Plamondon: Notre Dame must be more consistent moving forward
Brian Plamondon | Monday, September 28, 2015
On the surface, Notre Dame defeated Massachusetts soundly Saturday, winning 62-27 and out-gaining the Minutemen 681 yards to 450.
Those numbers, however, don’t tell the whole story.
Notre Dame’s inconsistent play against Massachusetts was troublesome, not only because it was against a middling Mid-American Conference team but also because that’s become the norm for the Irish so far this season.
The question of stability, or lack thereof, all starts on defense for the Irish. This unit looked like one of the most fearsome in the country when suffocating Texas, porous against a run-of-the-mill Virginia offense, then stout again when defending Georgia Tech’s triple option last week.
Against Massachusetts, it was a tale of two halves.
The Minutemen put up 20 points on the Irish in the first half, putting a short-lived scare into the Notre Dame faithful. After the Irish forced three consecutive three-and-outs to begin the game, the defense went into hibernation mode and allowed Massachusetts to score on three successive drives in the first half. Although the scouting report highlighted Massachusetts’ quality air attack, it still came as a total surprise when the Minutemen kept pace with the Irish and gained 276 yards of total offense in the first half alone.
With a Clemson offense next on the docket that sports prolific playmakers such as quarterback Deshaun Watson, that’s alarming.
To the Notre Dame defense’s credit, it righted the ship in the second half and made Massachusetts look like the MAC foe it is. They held the Minutemen to just seven points that came in garbage time with Notre Dame’s backups in the game. If Notre Dame’s defense disappears for a half against a different team, however, it will prove much costlier.
On offense, it was quarterback DeShone Kizer that lacked consistency. To be fair, Kizer has been the starting quarterback at Notre Dame for all of two weeks. But Notre Dame can only go as far as its signal caller, and he is certainly experiencing his fair share of growing pains. One wouldn’t be able to tell from his stat line — 15 of 22 passing for 207 yards, two touchdowns and an interception — but Kizer continues to miss a lot of throws.

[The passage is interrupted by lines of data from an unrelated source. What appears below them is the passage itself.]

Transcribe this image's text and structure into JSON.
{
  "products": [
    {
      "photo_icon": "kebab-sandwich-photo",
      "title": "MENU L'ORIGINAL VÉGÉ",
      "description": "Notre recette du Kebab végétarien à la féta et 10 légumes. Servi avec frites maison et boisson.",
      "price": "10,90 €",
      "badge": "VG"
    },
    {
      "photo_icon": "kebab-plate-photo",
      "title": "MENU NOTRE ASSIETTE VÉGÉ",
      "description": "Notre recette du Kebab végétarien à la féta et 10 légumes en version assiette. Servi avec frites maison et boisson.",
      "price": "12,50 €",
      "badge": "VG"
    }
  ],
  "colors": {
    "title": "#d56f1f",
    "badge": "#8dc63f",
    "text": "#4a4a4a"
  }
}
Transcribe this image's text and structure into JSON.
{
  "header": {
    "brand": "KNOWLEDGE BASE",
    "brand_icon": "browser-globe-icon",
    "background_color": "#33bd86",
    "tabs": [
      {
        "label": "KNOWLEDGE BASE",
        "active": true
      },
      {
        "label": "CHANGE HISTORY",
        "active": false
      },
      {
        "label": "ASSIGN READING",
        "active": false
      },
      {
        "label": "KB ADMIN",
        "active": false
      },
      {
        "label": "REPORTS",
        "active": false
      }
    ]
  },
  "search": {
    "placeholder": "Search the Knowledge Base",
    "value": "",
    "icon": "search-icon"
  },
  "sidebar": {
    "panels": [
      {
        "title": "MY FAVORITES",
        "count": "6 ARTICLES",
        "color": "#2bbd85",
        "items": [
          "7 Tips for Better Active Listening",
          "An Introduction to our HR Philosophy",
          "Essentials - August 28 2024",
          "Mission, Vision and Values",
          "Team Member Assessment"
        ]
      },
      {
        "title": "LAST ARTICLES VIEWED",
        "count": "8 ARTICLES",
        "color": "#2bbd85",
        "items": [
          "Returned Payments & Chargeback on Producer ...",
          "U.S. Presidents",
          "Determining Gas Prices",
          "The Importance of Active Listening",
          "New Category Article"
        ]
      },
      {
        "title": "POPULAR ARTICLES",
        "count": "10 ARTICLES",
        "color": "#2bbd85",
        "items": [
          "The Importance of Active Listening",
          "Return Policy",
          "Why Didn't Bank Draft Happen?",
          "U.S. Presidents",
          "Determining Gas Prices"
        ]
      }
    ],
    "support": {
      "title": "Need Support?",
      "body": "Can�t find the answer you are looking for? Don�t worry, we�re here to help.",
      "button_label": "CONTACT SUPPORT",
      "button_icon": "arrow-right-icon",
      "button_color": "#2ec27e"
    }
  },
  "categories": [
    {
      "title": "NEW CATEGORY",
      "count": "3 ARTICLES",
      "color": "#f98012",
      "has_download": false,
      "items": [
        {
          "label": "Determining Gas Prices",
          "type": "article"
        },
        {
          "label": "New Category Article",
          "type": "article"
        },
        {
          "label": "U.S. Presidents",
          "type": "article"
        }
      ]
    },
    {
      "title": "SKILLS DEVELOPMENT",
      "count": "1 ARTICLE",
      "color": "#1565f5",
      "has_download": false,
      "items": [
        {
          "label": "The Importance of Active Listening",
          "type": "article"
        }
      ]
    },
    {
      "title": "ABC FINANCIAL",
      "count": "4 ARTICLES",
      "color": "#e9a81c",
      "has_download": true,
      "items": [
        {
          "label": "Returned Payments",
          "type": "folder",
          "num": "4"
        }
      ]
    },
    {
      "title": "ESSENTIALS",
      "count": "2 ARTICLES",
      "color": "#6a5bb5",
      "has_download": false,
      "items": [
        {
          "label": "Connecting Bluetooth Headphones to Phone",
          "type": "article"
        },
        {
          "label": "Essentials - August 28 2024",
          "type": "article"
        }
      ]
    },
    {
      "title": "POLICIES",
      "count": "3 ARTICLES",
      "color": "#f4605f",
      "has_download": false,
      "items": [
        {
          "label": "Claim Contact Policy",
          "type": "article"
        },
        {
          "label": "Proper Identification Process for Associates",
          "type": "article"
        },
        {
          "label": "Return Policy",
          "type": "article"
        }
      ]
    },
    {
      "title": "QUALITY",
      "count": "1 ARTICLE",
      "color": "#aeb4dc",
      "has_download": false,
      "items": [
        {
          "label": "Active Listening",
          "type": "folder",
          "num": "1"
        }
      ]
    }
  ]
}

That was something Irish head coach Brian Kelly even admitted after the game, although he balanced that statement by mentioning Kizer’s ability to self-correct.

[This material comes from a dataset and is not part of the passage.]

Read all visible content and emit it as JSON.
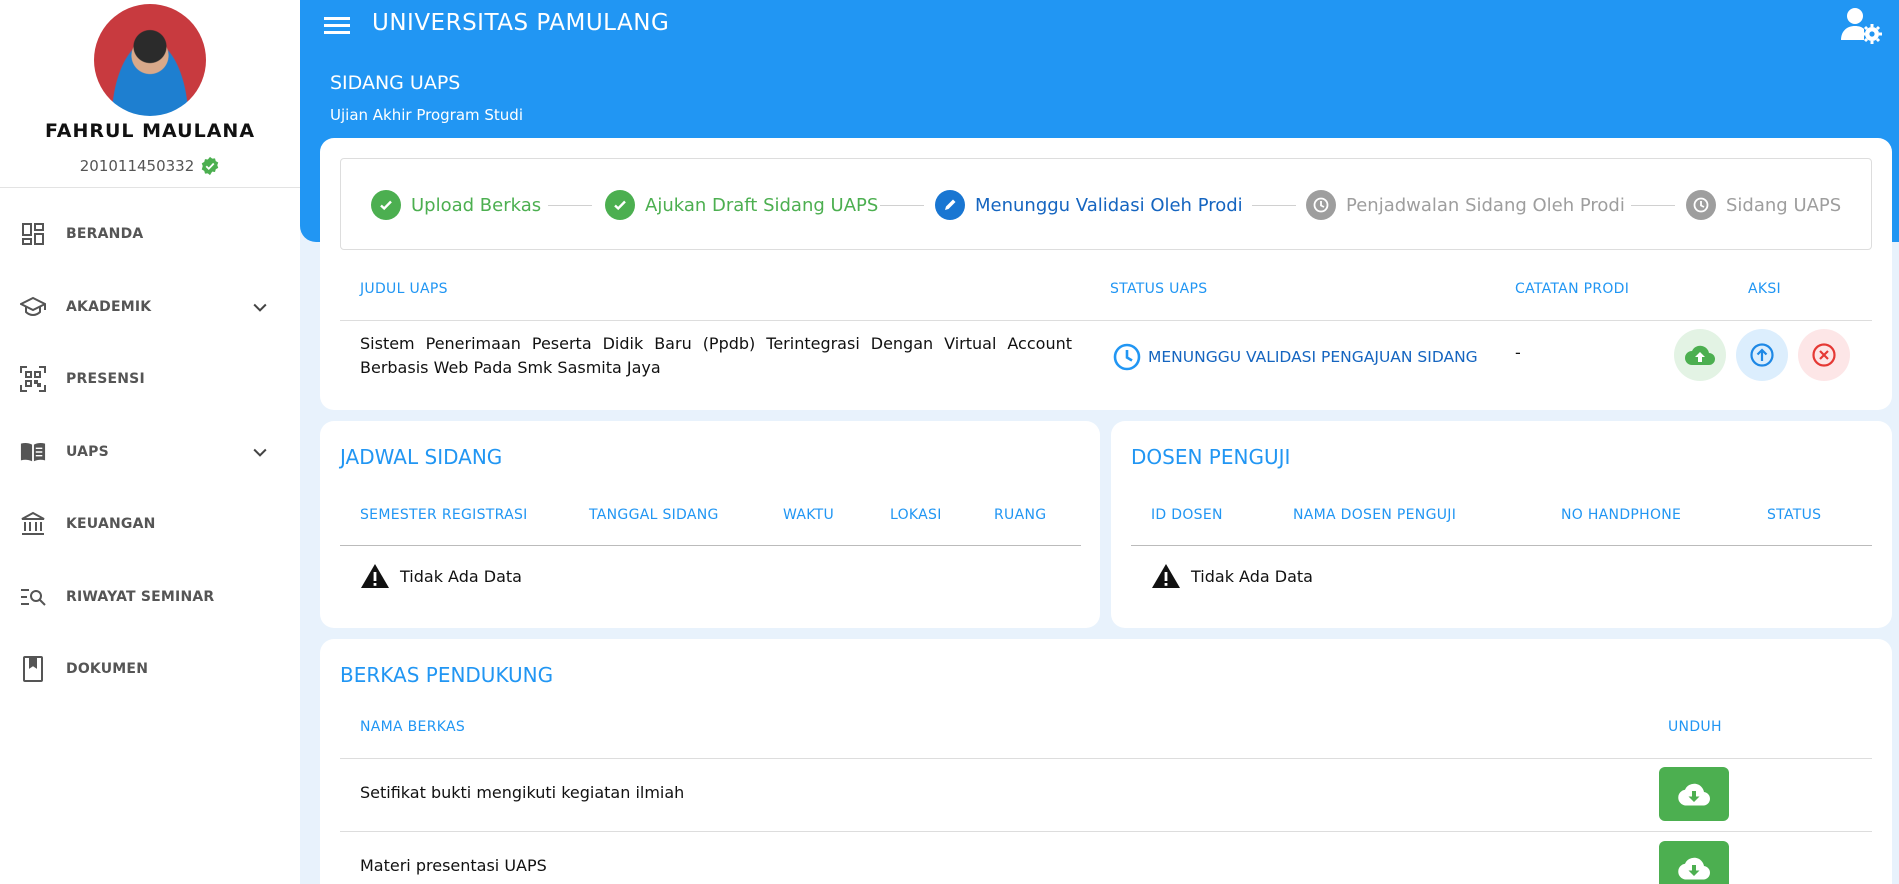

For a quarterback with only two career starts, Kizer’s decision-making is on its way to becoming his strong suit, as he has demonstrated the poise of a crafty veteran at times. Against Massachusetts, however, he showed the same flaws as he did against Georgia Tech. His execution on certain throws left those watching scratching their heads. Some found the turf well short of his receivers, while others were completions that did not hit receivers in-stride. Kizer has exceeded expectations and done enough to get the Irish comfortably by so far. But his consistency, not necessarily problematic against a team of Massachusetts’ caliber, must be improved upon with the Irish playing more formidable opponents down the road.
Now four games into the 2015 season, Kelly said he knows what the “heartbeat” of his football team is. For a group that has aspirations to play well into January, its time for Kelly and his coaching staff to coax a little bit more out of the Irish. It was an impressive win all things considered against Massachusetts, but in order to compete with the likes of Clemson and USC, the defense can’t disappear for three series in a row and fans shouldn’t have to worry about potentially easy throws finding the dirt.
Both Kizer and the defense have shown flashes of brilliance in recent weeks. It is time for them to perform on a consistent basis. The place they must start is none other than one of the biggest stage in all of college football, under the lights in Death Valley.
The views expressed in this column are those of the author and not necessarily those of The Observer.